What this task involves
Count every line below that holds "true". Number only.

Information
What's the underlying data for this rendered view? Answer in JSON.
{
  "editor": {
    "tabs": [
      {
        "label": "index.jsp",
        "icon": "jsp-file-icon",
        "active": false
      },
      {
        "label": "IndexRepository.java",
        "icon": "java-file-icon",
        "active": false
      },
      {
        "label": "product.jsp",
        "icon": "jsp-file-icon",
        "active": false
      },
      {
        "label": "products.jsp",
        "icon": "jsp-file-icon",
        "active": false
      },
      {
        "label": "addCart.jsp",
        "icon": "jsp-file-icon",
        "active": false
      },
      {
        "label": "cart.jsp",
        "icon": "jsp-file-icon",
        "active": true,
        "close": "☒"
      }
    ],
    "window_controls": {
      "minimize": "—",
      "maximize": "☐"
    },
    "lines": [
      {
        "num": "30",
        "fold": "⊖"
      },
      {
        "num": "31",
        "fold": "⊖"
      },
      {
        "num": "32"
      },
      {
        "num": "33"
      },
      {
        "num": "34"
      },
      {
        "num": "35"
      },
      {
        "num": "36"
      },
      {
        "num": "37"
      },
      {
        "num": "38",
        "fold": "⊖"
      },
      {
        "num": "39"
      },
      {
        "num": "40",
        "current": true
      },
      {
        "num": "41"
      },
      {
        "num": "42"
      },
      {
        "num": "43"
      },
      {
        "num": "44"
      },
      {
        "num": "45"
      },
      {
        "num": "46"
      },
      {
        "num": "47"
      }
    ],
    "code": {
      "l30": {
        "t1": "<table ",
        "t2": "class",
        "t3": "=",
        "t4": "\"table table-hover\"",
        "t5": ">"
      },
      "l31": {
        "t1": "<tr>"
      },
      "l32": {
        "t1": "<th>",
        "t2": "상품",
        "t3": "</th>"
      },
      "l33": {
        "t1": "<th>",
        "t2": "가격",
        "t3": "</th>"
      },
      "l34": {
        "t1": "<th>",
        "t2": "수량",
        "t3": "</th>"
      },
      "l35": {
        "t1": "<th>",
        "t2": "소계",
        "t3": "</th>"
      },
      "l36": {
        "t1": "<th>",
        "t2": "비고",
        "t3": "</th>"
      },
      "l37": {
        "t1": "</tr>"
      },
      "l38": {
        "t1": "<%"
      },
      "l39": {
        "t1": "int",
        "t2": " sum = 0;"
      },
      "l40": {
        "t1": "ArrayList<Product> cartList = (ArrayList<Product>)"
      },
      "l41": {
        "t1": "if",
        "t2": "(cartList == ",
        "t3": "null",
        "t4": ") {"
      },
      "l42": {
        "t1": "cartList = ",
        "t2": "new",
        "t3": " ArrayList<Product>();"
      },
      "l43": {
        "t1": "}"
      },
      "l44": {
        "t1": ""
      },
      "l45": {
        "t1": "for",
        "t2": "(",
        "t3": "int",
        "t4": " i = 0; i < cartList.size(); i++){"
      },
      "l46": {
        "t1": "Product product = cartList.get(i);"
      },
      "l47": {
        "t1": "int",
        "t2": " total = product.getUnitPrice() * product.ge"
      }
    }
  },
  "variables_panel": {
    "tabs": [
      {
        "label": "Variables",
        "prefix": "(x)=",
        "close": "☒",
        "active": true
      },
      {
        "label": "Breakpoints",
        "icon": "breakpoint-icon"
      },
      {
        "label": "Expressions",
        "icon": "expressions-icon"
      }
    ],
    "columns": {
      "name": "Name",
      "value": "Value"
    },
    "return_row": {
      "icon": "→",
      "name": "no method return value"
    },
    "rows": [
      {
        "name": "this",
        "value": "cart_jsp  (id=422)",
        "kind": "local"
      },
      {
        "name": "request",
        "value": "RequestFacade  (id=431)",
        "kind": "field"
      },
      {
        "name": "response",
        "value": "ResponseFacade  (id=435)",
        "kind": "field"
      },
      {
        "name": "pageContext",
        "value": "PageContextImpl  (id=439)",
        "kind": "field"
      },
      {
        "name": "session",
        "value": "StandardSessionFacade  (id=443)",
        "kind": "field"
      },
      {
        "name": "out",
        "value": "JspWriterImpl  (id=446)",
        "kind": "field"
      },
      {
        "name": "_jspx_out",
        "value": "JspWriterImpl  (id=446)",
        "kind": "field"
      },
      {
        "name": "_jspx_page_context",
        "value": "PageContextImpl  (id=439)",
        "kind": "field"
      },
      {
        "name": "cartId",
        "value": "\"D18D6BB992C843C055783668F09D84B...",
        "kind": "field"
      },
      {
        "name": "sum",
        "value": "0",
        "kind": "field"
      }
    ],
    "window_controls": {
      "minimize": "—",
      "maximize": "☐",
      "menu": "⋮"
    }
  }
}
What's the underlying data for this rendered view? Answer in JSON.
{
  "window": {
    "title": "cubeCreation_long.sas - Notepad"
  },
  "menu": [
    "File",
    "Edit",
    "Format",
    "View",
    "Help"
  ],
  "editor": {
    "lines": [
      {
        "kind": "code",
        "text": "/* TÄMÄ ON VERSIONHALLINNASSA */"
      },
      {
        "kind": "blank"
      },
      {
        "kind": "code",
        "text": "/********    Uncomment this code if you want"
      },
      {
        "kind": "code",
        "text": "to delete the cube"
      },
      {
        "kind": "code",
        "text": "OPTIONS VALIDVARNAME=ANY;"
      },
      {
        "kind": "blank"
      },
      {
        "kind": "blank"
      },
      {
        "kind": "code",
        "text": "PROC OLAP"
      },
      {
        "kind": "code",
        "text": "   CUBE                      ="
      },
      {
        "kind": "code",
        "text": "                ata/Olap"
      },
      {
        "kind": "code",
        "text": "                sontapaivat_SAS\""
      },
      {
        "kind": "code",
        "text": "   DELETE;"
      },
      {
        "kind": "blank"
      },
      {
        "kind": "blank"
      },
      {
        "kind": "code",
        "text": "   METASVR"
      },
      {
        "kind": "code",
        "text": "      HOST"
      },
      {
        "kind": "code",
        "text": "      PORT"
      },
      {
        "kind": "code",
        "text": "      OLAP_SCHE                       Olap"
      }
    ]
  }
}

Solution to this task
3